Task item
Your result should be the lines holding the word "Mone", copied from the entries below.

Input data
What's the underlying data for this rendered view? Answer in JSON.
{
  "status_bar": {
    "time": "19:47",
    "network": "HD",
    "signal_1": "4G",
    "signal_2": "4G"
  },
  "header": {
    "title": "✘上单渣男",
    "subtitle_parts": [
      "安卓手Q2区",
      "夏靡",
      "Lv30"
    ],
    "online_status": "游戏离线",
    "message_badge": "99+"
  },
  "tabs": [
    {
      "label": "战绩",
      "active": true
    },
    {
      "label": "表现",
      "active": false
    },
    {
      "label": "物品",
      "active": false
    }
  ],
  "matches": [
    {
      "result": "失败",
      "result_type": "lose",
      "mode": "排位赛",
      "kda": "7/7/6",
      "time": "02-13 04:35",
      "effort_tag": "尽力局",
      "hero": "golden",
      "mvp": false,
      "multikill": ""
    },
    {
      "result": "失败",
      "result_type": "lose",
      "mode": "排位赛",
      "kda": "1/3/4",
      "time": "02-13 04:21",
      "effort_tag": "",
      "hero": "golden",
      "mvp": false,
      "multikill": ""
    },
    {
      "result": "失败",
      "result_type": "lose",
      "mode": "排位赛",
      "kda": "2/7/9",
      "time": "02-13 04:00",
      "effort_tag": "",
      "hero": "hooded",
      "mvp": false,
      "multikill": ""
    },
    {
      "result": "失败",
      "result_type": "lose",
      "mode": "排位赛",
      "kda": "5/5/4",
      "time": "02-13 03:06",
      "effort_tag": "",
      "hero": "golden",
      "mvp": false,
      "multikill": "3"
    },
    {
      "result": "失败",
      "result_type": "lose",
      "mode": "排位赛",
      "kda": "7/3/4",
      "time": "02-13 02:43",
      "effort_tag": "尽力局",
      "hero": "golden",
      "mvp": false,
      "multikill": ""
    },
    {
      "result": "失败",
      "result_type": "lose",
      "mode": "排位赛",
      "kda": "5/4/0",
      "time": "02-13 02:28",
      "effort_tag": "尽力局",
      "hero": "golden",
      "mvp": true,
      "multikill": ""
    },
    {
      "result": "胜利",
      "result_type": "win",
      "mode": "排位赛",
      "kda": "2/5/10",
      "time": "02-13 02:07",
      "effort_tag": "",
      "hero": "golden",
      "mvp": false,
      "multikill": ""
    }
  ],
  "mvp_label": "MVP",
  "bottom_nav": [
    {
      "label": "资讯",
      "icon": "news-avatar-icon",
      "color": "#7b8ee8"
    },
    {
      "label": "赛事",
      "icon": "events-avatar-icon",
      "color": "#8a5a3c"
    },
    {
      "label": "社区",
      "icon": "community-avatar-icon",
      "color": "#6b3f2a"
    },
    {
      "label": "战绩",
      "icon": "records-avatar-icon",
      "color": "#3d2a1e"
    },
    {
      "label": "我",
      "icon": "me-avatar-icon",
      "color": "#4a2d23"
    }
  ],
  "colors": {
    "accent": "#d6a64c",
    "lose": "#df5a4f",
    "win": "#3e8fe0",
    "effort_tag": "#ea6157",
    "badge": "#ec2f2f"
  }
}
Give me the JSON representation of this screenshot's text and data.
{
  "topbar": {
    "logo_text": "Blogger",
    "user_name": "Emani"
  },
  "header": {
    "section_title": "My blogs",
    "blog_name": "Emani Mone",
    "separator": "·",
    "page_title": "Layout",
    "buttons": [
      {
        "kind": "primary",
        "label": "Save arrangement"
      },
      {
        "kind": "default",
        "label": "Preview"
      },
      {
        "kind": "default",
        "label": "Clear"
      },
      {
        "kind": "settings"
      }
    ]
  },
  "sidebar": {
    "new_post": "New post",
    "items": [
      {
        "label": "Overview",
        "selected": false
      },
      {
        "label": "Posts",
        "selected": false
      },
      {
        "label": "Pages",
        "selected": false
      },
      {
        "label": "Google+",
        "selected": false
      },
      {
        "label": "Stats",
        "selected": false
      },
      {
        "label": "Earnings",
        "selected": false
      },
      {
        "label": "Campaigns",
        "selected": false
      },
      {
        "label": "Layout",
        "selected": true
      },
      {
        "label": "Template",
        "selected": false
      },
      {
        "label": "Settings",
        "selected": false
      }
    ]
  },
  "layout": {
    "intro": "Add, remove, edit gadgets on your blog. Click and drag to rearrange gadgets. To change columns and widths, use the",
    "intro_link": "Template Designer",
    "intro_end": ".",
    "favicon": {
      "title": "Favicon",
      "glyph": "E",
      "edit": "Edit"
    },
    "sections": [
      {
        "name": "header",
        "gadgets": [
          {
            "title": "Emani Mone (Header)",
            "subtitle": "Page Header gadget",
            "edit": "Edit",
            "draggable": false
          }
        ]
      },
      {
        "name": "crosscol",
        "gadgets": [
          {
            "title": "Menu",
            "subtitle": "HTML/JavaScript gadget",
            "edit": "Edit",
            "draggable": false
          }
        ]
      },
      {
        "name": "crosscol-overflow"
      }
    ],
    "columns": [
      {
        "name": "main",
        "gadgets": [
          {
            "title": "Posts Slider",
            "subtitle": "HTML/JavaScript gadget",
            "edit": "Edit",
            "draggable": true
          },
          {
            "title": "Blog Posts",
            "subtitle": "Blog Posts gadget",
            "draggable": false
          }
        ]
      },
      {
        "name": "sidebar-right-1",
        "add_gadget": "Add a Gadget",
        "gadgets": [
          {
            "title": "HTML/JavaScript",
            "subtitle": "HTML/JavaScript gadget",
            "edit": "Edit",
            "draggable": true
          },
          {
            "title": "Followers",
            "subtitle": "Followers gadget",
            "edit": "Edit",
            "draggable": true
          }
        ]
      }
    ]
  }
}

The completed task
    "blog_name": "Emani Mone",
            "title": "Emani Mone (Header)",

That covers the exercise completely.